David Einhorn, one of the most successful hedge fund managers, has been bullish about one small-cap insurance stock, Aspen Insurance Holdings Limited (NYSE:AHL). As of March 2013, he owned more than 4.9 million shares in the company, accounting for 2.9% of his total portfolio. For the past five years, Aspen has increased more than 46%, outperforming the S&P 500’s return of only 20.9% in the same period. Let’s take a closer look to determine whether or not Aspen is a buy at the current price.
The insurer with underwriting profit
Aspen Insurance Holdings Limited (NYSE:AHL) is an insurance and reinsurance company with two underwriting segments: Insurance and Reinsurance. In 2012, the Insurance segment generated more than $1.35 billion in gross written premiums, accounting for 52.5% of the total gross written premiums, while the reinsurance segment contributed more than $1.22 billion in premiums. In 2012, Aspen experienced underwriting profit in both business segments with the combined ratio of 85.4% and 99.3% for the reinsurance and the insurance segment, respectively.

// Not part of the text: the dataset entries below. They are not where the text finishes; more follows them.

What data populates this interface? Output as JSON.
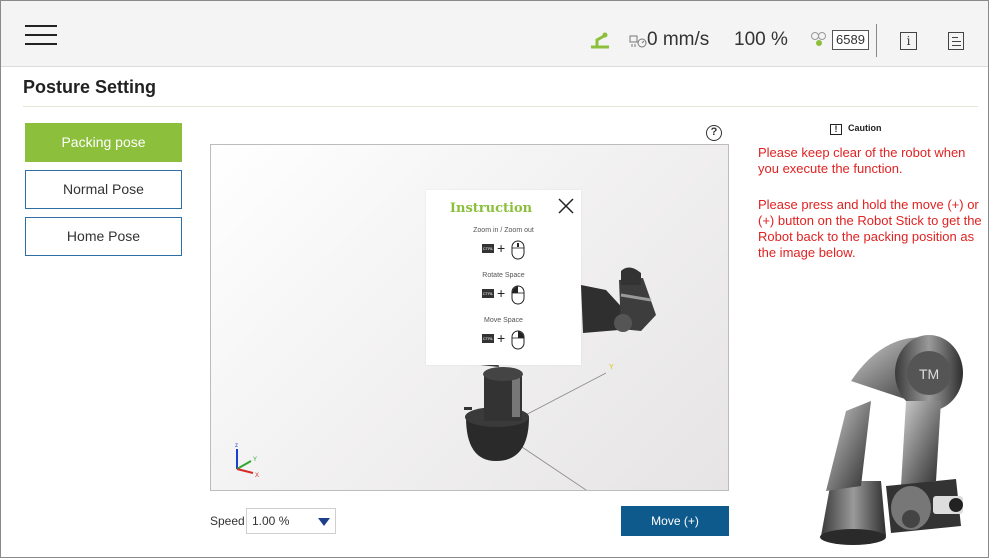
{
  "header": {
    "speed": "0 mm/s",
    "percent": "100 %",
    "counter": "6589",
    "info_glyph": "i",
    "icons": [
      "menu-icon",
      "robot-status-icon",
      "speed-icon",
      "interface-icon",
      "info-icon",
      "log-icon"
    ]
  },
  "page": {
    "title": "Posture Setting"
  },
  "poses": {
    "packing": "Packing pose",
    "normal": "Normal Pose",
    "home": "Home Pose"
  },
  "viewport": {
    "help_glyph": "?",
    "instruction": {
      "title": "Instruction",
      "zoom": "Zoom in / Zoom out",
      "rotate": "Rotate Space",
      "move": "Move Space",
      "ctrl": "CTRL",
      "plus": "+"
    },
    "axes": {
      "z": "z",
      "y": "Y",
      "x": "X"
    },
    "target_label": "Y"
  },
  "controls": {
    "speed_label": "Speed",
    "speed_value": "1.00 %",
    "move_button": "Move (+)"
  },
  "caution": {
    "title": "Caution",
    "icon_glyph": "!",
    "p1": "Please keep clear of the robot when you execute the function.",
    "p2": "Please press and hold the move (+) or (+) button on the Robot Stick to get the Robot back to the packing  position as the image below."
  },
  "colors": {
    "accent_green": "#8cbf3c",
    "button_blue": "#0f5a8d",
    "caution_red": "#e02222",
    "outline_blue": "#2f6ea5"
  }
}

Thus, Aspen’s consolidated combined ratio stayed at 94.3%.
For the investment portfolio, Aspen Insurance Holdings Limited (NYSE:AHL) concentrates its investment, around $2 billion in corporate fixed income securities, $1.18 billion in Agency Mortgage-backed securities, and $1.13 billion in U.S Government fixed income securities. At the end of 2012, the estimated fair value of its cash and investments was more than $8.2 billion. I estimated the insurance float of Aspen to be more than $4 billion. The float is quite an important term in the insurance business. It is the temporary free cash that insurers generate when writing new insurance policies. Between the times insurers receive the float and the time insurers have to pay the claims on insured events, insurers could go out and invest that float. With the underwriting profit, it means that Aspen got paid to hold policyholders’ money.
Aspen Insurance Holdings Limited (NYSE:AHL) is trading at $37.30 per share, with the total market cap of nearly $2.5 billion. The market values Aspen at 10.9 times its forward earnings and only 73% of its book value. As mentioned above, its total cash and investment portfolio, $8.2 billion, was three times higher than the current market capitalization of this insurer. In the full year 2013, Aspen expected to achieve 10% operating ROE in 2014, with around $200 million of excess capital and at least $300 million in share repurchases during the year.
Fairfax Financial’s strategic acquisition of American Safety Insurance
In the current environment, there were several decent acquisitions in the insurance/reinsurance business. Recently, Fairfax Financial acquired another small cap insurance, American Safety Insurance Holdings, Ltd. (NYSE:ASI) for more than $300 million. American Safety operates in three main business segments: excess and surplus, alternative risk transfer, and assumed reinsurance. In the past three years, American Safety’s underwriting performance has been worse than Aspen Insurance Holdings Limited (NYSE:AHL), with the combined ratio more than 100%. In 2012, its combined ratio stayed at 108.1%. However, as American Safety produced more than $630 million in float, the cost of float generation was estimated to be around 3.2%, lower than the 30-year Treasury yield of 3.3%. Interestingly, American Safety Insurance Holdings, Ltd. (NYSE:ASI) seems to be a bit more expensive than Aspen, as it is valued at 89% of its total book value.